**DIRECTIONS:**
Scan the entries below for the word "Folder". Copy out every line in which it occurs.

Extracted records
□ □ □ □ □ □ □
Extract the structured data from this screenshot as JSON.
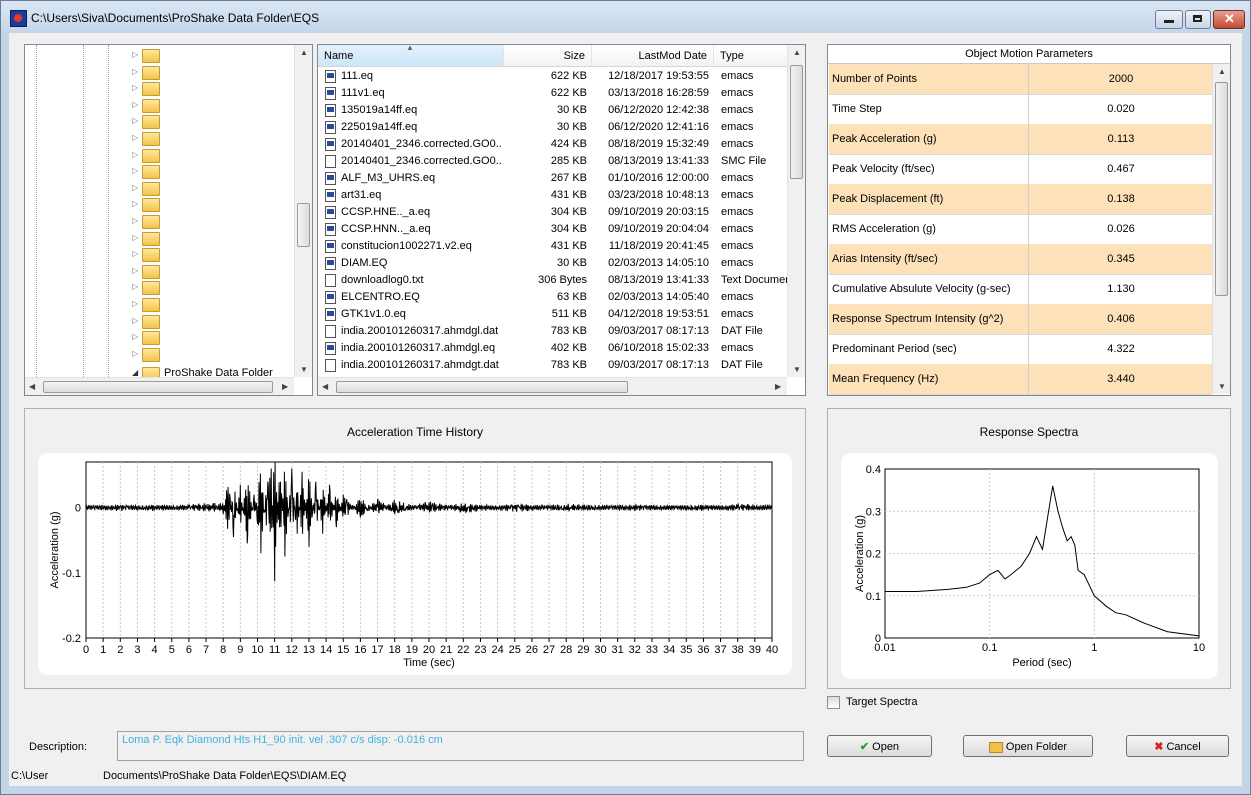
{
  "window": {
    "title": "C:\\Users\\Siva\\Documents\\ProShake Data Folder\\EQS"
  },
  "tree": {
    "last_item": "ProShake Data Folder"
  },
  "files": {
    "columns": {
      "name": "Name",
      "size": "Size",
      "lastmod": "LastMod Date",
      "type": "Type"
    },
    "rows": [
      {
        "name": "111.eq",
        "size": "622 KB",
        "date": "12/18/2017 19:53:55",
        "type": "emacs",
        "icon": "eq-file-icon"
      },
      {
        "name": "111v1.eq",
        "size": "622 KB",
        "date": "03/13/2018 16:28:59",
        "type": "emacs",
        "icon": "eq-file-icon"
      },
      {
        "name": "135019a14ff.eq",
        "size": "30 KB",
        "date": "06/12/2020 12:42:38",
        "type": "emacs",
        "icon": "eq-file-icon"
      },
      {
        "name": "225019a14ff.eq",
        "size": "30 KB",
        "date": "06/12/2020 12:41:16",
        "type": "emacs",
        "icon": "eq-file-icon"
      },
      {
        "name": "20140401_2346.corrected.GO0...",
        "size": "424 KB",
        "date": "08/18/2019 15:32:49",
        "type": "emacs",
        "icon": "eq-file-icon"
      },
      {
        "name": "20140401_2346.corrected.GO0...",
        "size": "285 KB",
        "date": "08/13/2019 13:41:33",
        "type": "SMC File",
        "icon": "blank-file-icon"
      },
      {
        "name": "ALF_M3_UHRS.eq",
        "size": "267 KB",
        "date": "01/10/2016 12:00:00",
        "type": "emacs",
        "icon": "eq-file-icon"
      },
      {
        "name": "art31.eq",
        "size": "431 KB",
        "date": "03/23/2018 10:48:13",
        "type": "emacs",
        "icon": "eq-file-icon"
      },
      {
        "name": "CCSP.HNE.._a.eq",
        "size": "304 KB",
        "date": "09/10/2019 20:03:15",
        "type": "emacs",
        "icon": "eq-file-icon"
      },
      {
        "name": "CCSP.HNN.._a.eq",
        "size": "304 KB",
        "date": "09/10/2019 20:04:04",
        "type": "emacs",
        "icon": "eq-file-icon"
      },
      {
        "name": "constitucion1002271.v2.eq",
        "size": "431 KB",
        "date": "11/18/2019 20:41:45",
        "type": "emacs",
        "icon": "eq-file-icon"
      },
      {
        "name": "DIAM.EQ",
        "size": "30 KB",
        "date": "02/03/2013 14:05:10",
        "type": "emacs",
        "icon": "eq-file-icon"
      },
      {
        "name": "downloadlog0.txt",
        "size": "306 Bytes",
        "date": "08/13/2019 13:41:33",
        "type": "Text Documer",
        "icon": "text-file-icon"
      },
      {
        "name": "ELCENTRO.EQ",
        "size": "63 KB",
        "date": "02/03/2013 14:05:40",
        "type": "emacs",
        "icon": "eq-file-icon"
      },
      {
        "name": "GTK1v1.0.eq",
        "size": "511 KB",
        "date": "04/12/2018 19:53:51",
        "type": "emacs",
        "icon": "eq-file-icon"
      },
      {
        "name": "india.200101260317.ahmdgl.dat",
        "size": "783 KB",
        "date": "09/03/2017 08:17:13",
        "type": "DAT File",
        "icon": "dat-file-icon"
      },
      {
        "name": "india.200101260317.ahmdgl.eq",
        "size": "402 KB",
        "date": "06/10/2018 15:02:33",
        "type": "emacs",
        "icon": "eq-file-icon"
      },
      {
        "name": "india.200101260317.ahmdgt.dat",
        "size": "783 KB",
        "date": "09/03/2017 08:17:13",
        "type": "DAT File",
        "icon": "dat-file-icon"
      }
    ]
  },
  "params": {
    "title": "Object Motion Parameters",
    "rows": [
      {
        "name": "Number of Points",
        "value": "2000"
      },
      {
        "name": "Time Step",
        "value": "0.020"
      },
      {
        "name": "Peak Acceleration (g)",
        "value": "0.113"
      },
      {
        "name": "Peak Velocity (ft/sec)",
        "value": "0.467"
      },
      {
        "name": "Peak Displacement (ft)",
        "value": "0.138"
      },
      {
        "name": "RMS Acceleration (g)",
        "value": "0.026"
      },
      {
        "name": "Arias Intensity (ft/sec)",
        "value": "0.345"
      },
      {
        "name": "Cumulative Absulute Velocity (g-sec)",
        "value": "1.130"
      },
      {
        "name": "Response Spectrum Intensity (g^2)",
        "value": "0.406"
      },
      {
        "name": "Predominant Period (sec)",
        "value": "4.322"
      },
      {
        "name": "Mean Frequency (Hz)",
        "value": "3.440"
      }
    ]
  },
  "chart_data": [
    {
      "type": "line",
      "title": "Acceleration Time History",
      "xlabel": "Time (sec)",
      "ylabel": "Acceleration (g)",
      "xlim": [
        0,
        40
      ],
      "ylim": [
        -0.2,
        0.07
      ],
      "xticks": [
        "0",
        "1",
        "2",
        "3",
        "4",
        "5",
        "6",
        "7",
        "8",
        "9",
        "10",
        "11",
        "12",
        "13",
        "14",
        "15",
        "16",
        "17",
        "18",
        "19",
        "20",
        "21",
        "22",
        "23",
        "24",
        "25",
        "26",
        "27",
        "28",
        "29",
        "30",
        "31",
        "32",
        "33",
        "34",
        "35",
        "36",
        "37",
        "38",
        "39",
        "40"
      ],
      "yticks": [
        "0",
        "-0.1",
        "-0.2"
      ],
      "grid": true,
      "series": [
        {
          "x": [
            0,
            2,
            4,
            6,
            7.5,
            8,
            8.3,
            8.6,
            9,
            9.4,
            9.8,
            10.2,
            10.5,
            10.8,
            11.0,
            11.3,
            11.6,
            12.0,
            12.3,
            12.6,
            13.0,
            13.4,
            13.8,
            14.2,
            14.6,
            15.0,
            16,
            17,
            18,
            20,
            22,
            25,
            28,
            32,
            36,
            38,
            40
          ],
          "y": [
            0,
            0.002,
            -0.002,
            0.002,
            0.005,
            -0.01,
            0.045,
            -0.045,
            0.035,
            -0.055,
            0.02,
            -0.07,
            0.03,
            0.06,
            -0.113,
            0.07,
            -0.075,
            0.06,
            -0.05,
            0.055,
            -0.06,
            0.04,
            -0.04,
            0.035,
            -0.03,
            0.02,
            -0.015,
            0.012,
            -0.01,
            0.008,
            -0.006,
            0.004,
            -0.003,
            0.002,
            -0.002,
            0.003,
            0
          ]
        }
      ]
    },
    {
      "type": "line",
      "title": "Response Spectra",
      "xlabel": "Period (sec)",
      "ylabel": "Acceleration (g)",
      "xscale": "log",
      "xlim": [
        0.01,
        10
      ],
      "ylim": [
        0,
        0.4
      ],
      "xticks": [
        "0.01",
        "0.1",
        "1",
        "10"
      ],
      "yticks": [
        "0",
        "0.1",
        "0.2",
        "0.3",
        "0.4"
      ],
      "grid": true,
      "series": [
        {
          "x": [
            0.01,
            0.02,
            0.04,
            0.06,
            0.08,
            0.1,
            0.12,
            0.14,
            0.16,
            0.2,
            0.24,
            0.28,
            0.32,
            0.36,
            0.4,
            0.45,
            0.5,
            0.55,
            0.6,
            0.65,
            0.7,
            0.8,
            1.0,
            1.3,
            1.6,
            2.0,
            3,
            5,
            10
          ],
          "y": [
            0.11,
            0.11,
            0.115,
            0.12,
            0.13,
            0.15,
            0.16,
            0.14,
            0.15,
            0.17,
            0.2,
            0.24,
            0.21,
            0.29,
            0.36,
            0.3,
            0.26,
            0.23,
            0.24,
            0.22,
            0.16,
            0.15,
            0.1,
            0.075,
            0.06,
            0.055,
            0.035,
            0.015,
            0.005
          ]
        }
      ]
    }
  ],
  "target_spectra_label": "Target Spectra",
  "description": {
    "label": "Description:",
    "value": "Loma P. Eqk Diamond Hts H1_90 init. vel .307 c/s disp: -0.016 cm"
  },
  "buttons": {
    "open": "Open",
    "open_folder": "Open Folder",
    "cancel": "Cancel"
  },
  "status": {
    "left": "C:\\User",
    "path": "Documents\\ProShake Data Folder\\EQS\\DIAM.EQ"
  }
}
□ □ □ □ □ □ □
**EXERCISE SOLUTION:**
    "title": "C:\\Users\\Siva\\Documents\\ProShake Data Folder\\EQS"
    "last_item": "ProShake Data Folder"
    "open_folder": "Open Folder",
    "path": "Documents\\ProShake Data Folder\\EQS\\DIAM.EQ"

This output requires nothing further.